◆ Assignment: Give the number of lines in the records below that include "cube", and nothing more.

App and web page records:

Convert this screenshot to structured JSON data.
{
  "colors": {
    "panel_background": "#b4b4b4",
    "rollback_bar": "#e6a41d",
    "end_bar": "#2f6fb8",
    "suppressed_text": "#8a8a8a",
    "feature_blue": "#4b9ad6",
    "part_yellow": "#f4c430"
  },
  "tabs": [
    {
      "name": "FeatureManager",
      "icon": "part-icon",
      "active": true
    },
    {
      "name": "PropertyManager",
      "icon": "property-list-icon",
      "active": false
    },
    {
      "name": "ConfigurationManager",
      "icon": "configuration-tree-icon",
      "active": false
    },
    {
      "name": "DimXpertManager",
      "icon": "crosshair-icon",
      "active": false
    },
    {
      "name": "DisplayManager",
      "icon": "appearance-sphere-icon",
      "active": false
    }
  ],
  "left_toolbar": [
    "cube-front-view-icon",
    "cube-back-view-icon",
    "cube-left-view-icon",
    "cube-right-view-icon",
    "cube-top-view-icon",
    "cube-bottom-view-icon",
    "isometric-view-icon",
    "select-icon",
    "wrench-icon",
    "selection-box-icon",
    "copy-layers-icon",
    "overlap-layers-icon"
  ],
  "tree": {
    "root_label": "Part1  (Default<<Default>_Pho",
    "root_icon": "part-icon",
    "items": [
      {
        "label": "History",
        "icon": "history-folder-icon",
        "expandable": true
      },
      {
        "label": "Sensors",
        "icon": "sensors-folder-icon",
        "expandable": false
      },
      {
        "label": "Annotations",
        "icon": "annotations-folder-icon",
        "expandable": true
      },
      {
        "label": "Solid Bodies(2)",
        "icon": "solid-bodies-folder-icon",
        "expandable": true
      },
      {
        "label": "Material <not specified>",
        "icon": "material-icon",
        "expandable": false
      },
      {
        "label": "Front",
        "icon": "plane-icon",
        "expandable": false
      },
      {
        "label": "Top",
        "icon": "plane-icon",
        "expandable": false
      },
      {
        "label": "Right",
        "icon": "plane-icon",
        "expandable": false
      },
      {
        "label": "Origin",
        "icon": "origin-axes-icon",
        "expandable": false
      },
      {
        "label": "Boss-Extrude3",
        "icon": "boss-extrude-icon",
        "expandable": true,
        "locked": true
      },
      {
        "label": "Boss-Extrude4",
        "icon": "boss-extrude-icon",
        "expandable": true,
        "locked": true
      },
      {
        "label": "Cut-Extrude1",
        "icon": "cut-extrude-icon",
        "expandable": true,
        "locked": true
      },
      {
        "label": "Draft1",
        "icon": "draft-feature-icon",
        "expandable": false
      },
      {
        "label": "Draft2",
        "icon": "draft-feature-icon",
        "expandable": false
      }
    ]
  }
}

◆ Finished exercise: 6